WORK ITEM.
This exercise calls for every record to be returned exactly, with pictures removed.

DATA PROVIDED.
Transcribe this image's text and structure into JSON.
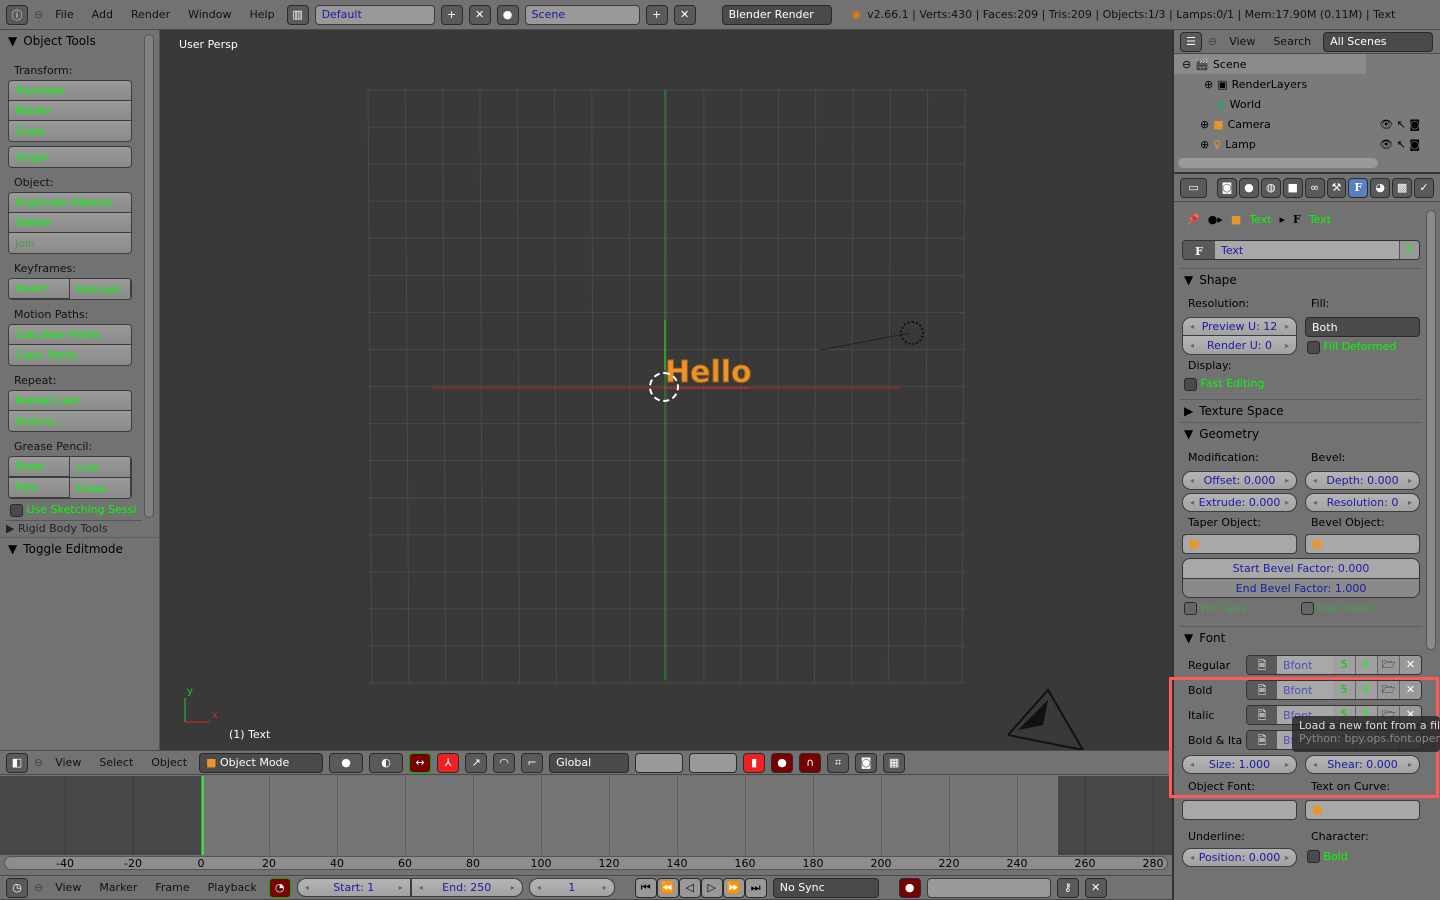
{
  "topbar": {
    "menus": [
      "File",
      "Add",
      "Render",
      "Window",
      "Help"
    ],
    "screen_layout": "Default",
    "scene": "Scene",
    "render_engine": "Blender Render",
    "stats": "v2.66.1 | Verts:430 | Faces:209 | Tris:209 | Objects:1/3 | Lamps:0/1 | Mem:17.90M (0.11M) | Text"
  },
  "toolshelf": {
    "title": "Object Tools",
    "transform_label": "Transform:",
    "transform": [
      "Translate",
      "Rotate",
      "Scale"
    ],
    "origin": "Origin",
    "object_label": "Object:",
    "object": [
      "Duplicate Objects",
      "Delete",
      "Join"
    ],
    "keyframes_label": "Keyframes:",
    "keyframes": [
      "Insert",
      "Remove"
    ],
    "motion_label": "Motion Paths:",
    "motion": [
      "Calculate Paths",
      "Clear Paths"
    ],
    "repeat_label": "Repeat:",
    "repeat": [
      "Repeat Last",
      "History..."
    ],
    "grease_label": "Grease Pencil:",
    "grease": [
      "Draw",
      "Line",
      "Poly",
      "Erase"
    ],
    "sketching": "Use Sketching Sessi",
    "collapsed": "Rigid Body Tools",
    "toggle_editmode": "Toggle Editmode"
  },
  "viewport": {
    "view_name": "User Persp",
    "object_info": "(1) Text",
    "text_object": "Hello",
    "axis_x": "x",
    "axis_y": "y"
  },
  "view3d_header": {
    "menus": [
      "View",
      "Select",
      "Object"
    ],
    "mode": "Object Mode",
    "orientation": "Global"
  },
  "timeline": {
    "ticks": [
      -40,
      -20,
      0,
      20,
      40,
      60,
      80,
      100,
      120,
      140,
      160,
      180,
      200,
      220,
      240,
      260,
      280
    ],
    "current_frame_marker": 0
  },
  "timeline_header": {
    "menus": [
      "View",
      "Marker",
      "Frame",
      "Playback"
    ],
    "start": "Start: 1",
    "end": "End: 250",
    "current": "1",
    "sync": "No Sync"
  },
  "outliner": {
    "menus": [
      "View",
      "Search"
    ],
    "filter": "All Scenes",
    "items": [
      "Scene",
      "RenderLayers",
      "World",
      "Camera",
      "Lamp"
    ]
  },
  "properties": {
    "breadcrumb": [
      "Text",
      "Text"
    ],
    "datablock": "Text",
    "datablock_flag": "F",
    "shape": {
      "title": "Shape",
      "resolution_label": "Resolution:",
      "preview_u": "Preview U: 12",
      "render_u": "Render U: 0",
      "fill_label": "Fill:",
      "fill": "Both",
      "fill_deformed": "Fill Deformed",
      "display_label": "Display:",
      "fast_editing": "Fast Editing"
    },
    "texture_space": "Texture Space",
    "geometry": {
      "title": "Geometry",
      "modification_label": "Modification:",
      "offset": "Offset: 0.000",
      "extrude": "Extrude: 0.000",
      "bevel_label": "Bevel:",
      "depth": "Depth: 0.000",
      "resolution": "Resolution: 0",
      "taper_label": "Taper Object:",
      "bevel_object_label": "Bevel Object:",
      "start_bevel": "Start Bevel Factor: 0.000",
      "end_bevel": "End Bevel Factor: 1.000",
      "fill_caps": "Fill Caps",
      "map_taper": "Map Taper"
    },
    "font": {
      "title": "Font",
      "rows": [
        {
          "label": "Regular",
          "font": "Bfont"
        },
        {
          "label": "Bold",
          "font": "Bfont"
        },
        {
          "label": "Italic",
          "font": "Bfont"
        },
        {
          "label": "Bold & Ita",
          "font": "Bfont"
        }
      ],
      "users": "5",
      "fake": "F",
      "size": "Size: 1.000",
      "shear": "Shear: 0.000",
      "object_font_label": "Object Font:",
      "text_on_curve_label": "Text on Curve:",
      "underline_label": "Underline:",
      "position": "Position: 0.000",
      "character_label": "Character:",
      "bold": "Bold"
    },
    "tooltip": {
      "title": "Load a new font from a file",
      "python": "Python: bpy.ops.font.open()"
    },
    "highlight_color": "#ff5a5a"
  }
}
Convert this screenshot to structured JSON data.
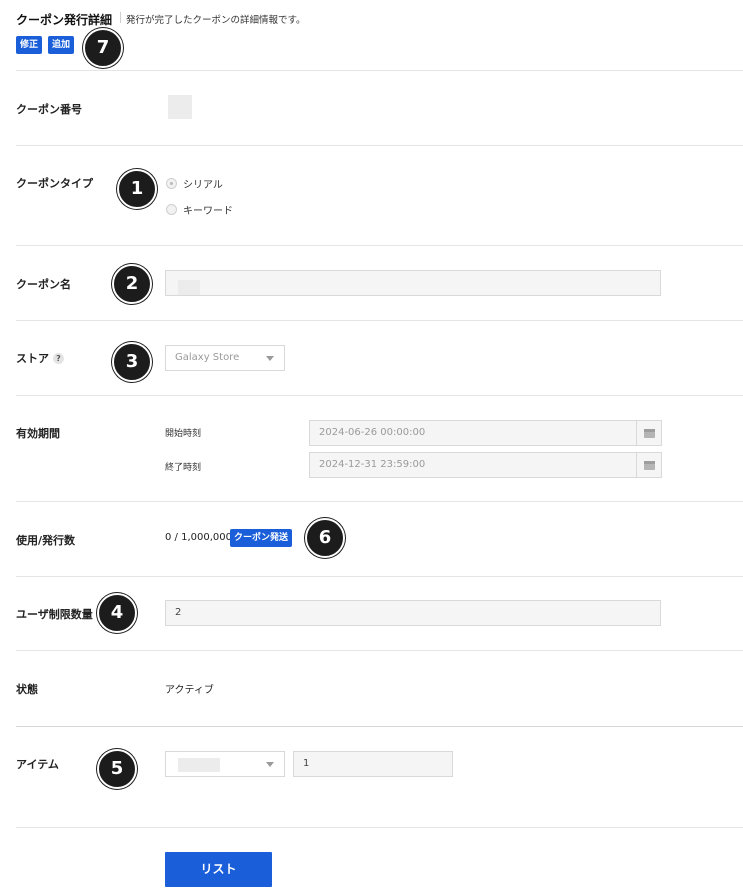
{
  "header": {
    "title": "クーポン発行詳細",
    "subtitle": "発行が完了したクーポンの詳細情報です。",
    "edit_label": "修正",
    "add_label": "追加"
  },
  "badges": {
    "b1": "1",
    "b2": "2",
    "b3": "3",
    "b4": "4",
    "b5": "5",
    "b6": "6",
    "b7": "7"
  },
  "coupon_number": {
    "label": "クーポン番号"
  },
  "coupon_type": {
    "label": "クーポンタイプ",
    "options": [
      "シリアル",
      "キーワード"
    ],
    "selected": "シリアル"
  },
  "coupon_name": {
    "label": "クーポン名"
  },
  "store": {
    "label": "ストア",
    "help": "?",
    "selected": "Galaxy Store"
  },
  "validity": {
    "label": "有効期間",
    "start_label": "開始時刻",
    "start_value": "2024-06-26 00:00:00",
    "end_label": "終了時刻",
    "end_value": "2024-12-31 23:59:00"
  },
  "usage": {
    "label": "使用/発行数",
    "value": "0 / 1,000,000",
    "issue_button": "クーポン発送"
  },
  "user_limit": {
    "label": "ユーザ制限数量",
    "value": "2"
  },
  "status": {
    "label": "状態",
    "value": "アクティブ"
  },
  "item": {
    "label": "アイテム",
    "quantity": "1"
  },
  "footer": {
    "list_button": "リスト"
  },
  "colors": {
    "accent": "#1a5fd9",
    "badge": "#1c1c1c"
  }
}
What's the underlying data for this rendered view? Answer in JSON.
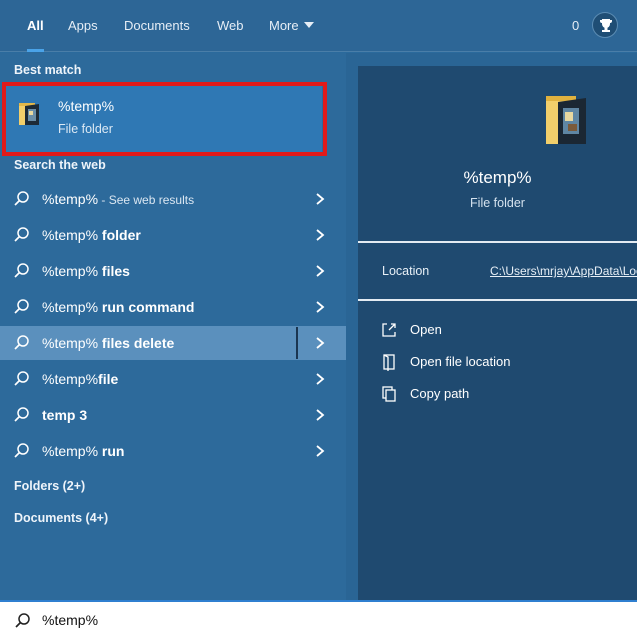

OUTPUT FOR THIS EXERCISE.
Transcribe this image's text and structure into JSON.
{
  "topbar": {
    "menus": [
      "File",
      "Add",
      "Render",
      "Window",
      "Help"
    ],
    "screen_layout": "Default",
    "scene": "Scene",
    "render_engine": "Blender Render",
    "stats": "v2.66.1 | Verts:430 | Faces:209 | Tris:209 | Objects:1/3 | Lamps:0/1 | Mem:17.90M (0.11M) | Text"
  },
  "toolshelf": {
    "title": "Object Tools",
    "transform_label": "Transform:",
    "transform": [
      "Translate",
      "Rotate",
      "Scale"
    ],
    "origin": "Origin",
    "object_label": "Object:",
    "object": [
      "Duplicate Objects",
      "Delete",
      "Join"
    ],
    "keyframes_label": "Keyframes:",
    "keyframes": [
      "Insert",
      "Remove"
    ],
    "motion_label": "Motion Paths:",
    "motion": [
      "Calculate Paths",
      "Clear Paths"
    ],
    "repeat_label": "Repeat:",
    "repeat": [
      "Repeat Last",
      "History..."
    ],
    "grease_label": "Grease Pencil:",
    "grease": [
      "Draw",
      "Line",
      "Poly",
      "Erase"
    ],
    "sketching": "Use Sketching Sessi",
    "collapsed": "Rigid Body Tools",
    "toggle_editmode": "Toggle Editmode"
  },
  "viewport": {
    "view_name": "User Persp",
    "object_info": "(1) Text",
    "text_object": "Hello",
    "axis_x": "x",
    "axis_y": "y"
  },
  "view3d_header": {
    "menus": [
      "View",
      "Select",
      "Object"
    ],
    "mode": "Object Mode",
    "orientation": "Global"
  },
  "timeline": {
    "ticks": [
      -40,
      -20,
      0,
      20,
      40,
      60,
      80,
      100,
      120,
      140,
      160,
      180,
      200,
      220,
      240,
      260,
      280
    ],
    "current_frame_marker": 0
  },
  "timeline_header": {
    "menus": [
      "View",
      "Marker",
      "Frame",
      "Playback"
    ],
    "start": "Start: 1",
    "end": "End: 250",
    "current": "1",
    "sync": "No Sync"
  },
  "outliner": {
    "menus": [
      "View",
      "Search"
    ],
    "filter": "All Scenes",
    "items": [
      "Scene",
      "RenderLayers",
      "World",
      "Camera",
      "Lamp"
    ]
  },
  "properties": {
    "breadcrumb": [
      "Text",
      "Text"
    ],
    "datablock": "Text",
    "datablock_flag": "F",
    "shape": {
      "title": "Shape",
      "resolution_label": "Resolution:",
      "preview_u": "Preview U: 12",
      "render_u": "Render U: 0",
      "fill_label": "Fill:",
      "fill": "Both",
      "fill_deformed": "Fill Deformed",
      "display_label": "Display:",
      "fast_editing": "Fast Editing"
    },
    "texture_space": "Texture Space",
    "geometry": {
      "title": "Geometry",
      "modification_label": "Modification:",
      "offset": "Offset: 0.000",
      "extrude": "Extrude: 0.000",
      "bevel_label": "Bevel:",
      "depth": "Depth: 0.000",
      "resolution": "Resolution: 0",
      "taper_label": "Taper Object:",
      "bevel_object_label": "Bevel Object:",
      "start_bevel": "Start Bevel Factor: 0.000",
      "end_bevel": "End Bevel Factor: 1.000",
      "fill_caps": "Fill Caps",
      "map_taper": "Map Taper"
    },
    "font": {
      "title": "Font",
      "rows": [
        {
          "label": "Regular",
          "font": "Bfont"
        },
        {
          "label": "Bold",
          "font": "Bfont"
        },
        {
          "label": "Italic",
          "font": "Bfont"
        },
        {
          "label": "Bold & Ita",
          "font": "Bfont"
        }
      ],
      "users": "5",
      "fake": "F",
      "size": "Size: 1.000",
      "shear": "Shear: 0.000",
      "object_font_label": "Object Font:",
      "text_on_curve_label": "Text on Curve:",
      "underline_label": "Underline:",
      "position": "Position: 0.000",
      "character_label": "Character:",
      "bold": "Bold"
    },
    "tooltip": {
      "title": "Load a new font from a file",
      "python": "Python: bpy.ops.font.open()"
    },
    "highlight_color": "#ff5a5a"
  }
}
Convert this screenshot to structured JSON data.
{
  "header": {
    "title": "クーポン発行詳細",
    "subtitle": "発行が完了したクーポンの詳細情報です。",
    "edit_label": "修正",
    "add_label": "追加"
  },
  "badges": {
    "b1": "1",
    "b2": "2",
    "b3": "3",
    "b4": "4",
    "b5": "5",
    "b6": "6",
    "b7": "7"
  },
  "coupon_number": {
    "label": "クーポン番号"
  },
  "coupon_type": {
    "label": "クーポンタイプ",
    "options": [
      "シリアル",
      "キーワード"
    ],
    "selected": "シリアル"
  },
  "coupon_name": {
    "label": "クーポン名"
  },
  "store": {
    "label": "ストア",
    "help": "?",
    "selected": "Galaxy Store"
  },
  "validity": {
    "label": "有効期間",
    "start_label": "開始時刻",
    "start_value": "2024-06-26 00:00:00",
    "end_label": "終了時刻",
    "end_value": "2024-12-31 23:59:00"
  },
  "usage": {
    "label": "使用/発行数",
    "value": "0 / 1,000,000",
    "issue_button": "クーポン発送"
  },
  "user_limit": {
    "label": "ユーザ制限数量",
    "value": "2"
  },
  "status": {
    "label": "状態",
    "value": "アクティブ"
  },
  "item": {
    "label": "アイテム",
    "quantity": "1"
  },
  "footer": {
    "list_button": "リスト"
  },
  "colors": {
    "accent": "#1a5fd9",
    "badge": "#1c1c1c"
  }
}
What's the underlying data for this rendered view? Answer in JSON.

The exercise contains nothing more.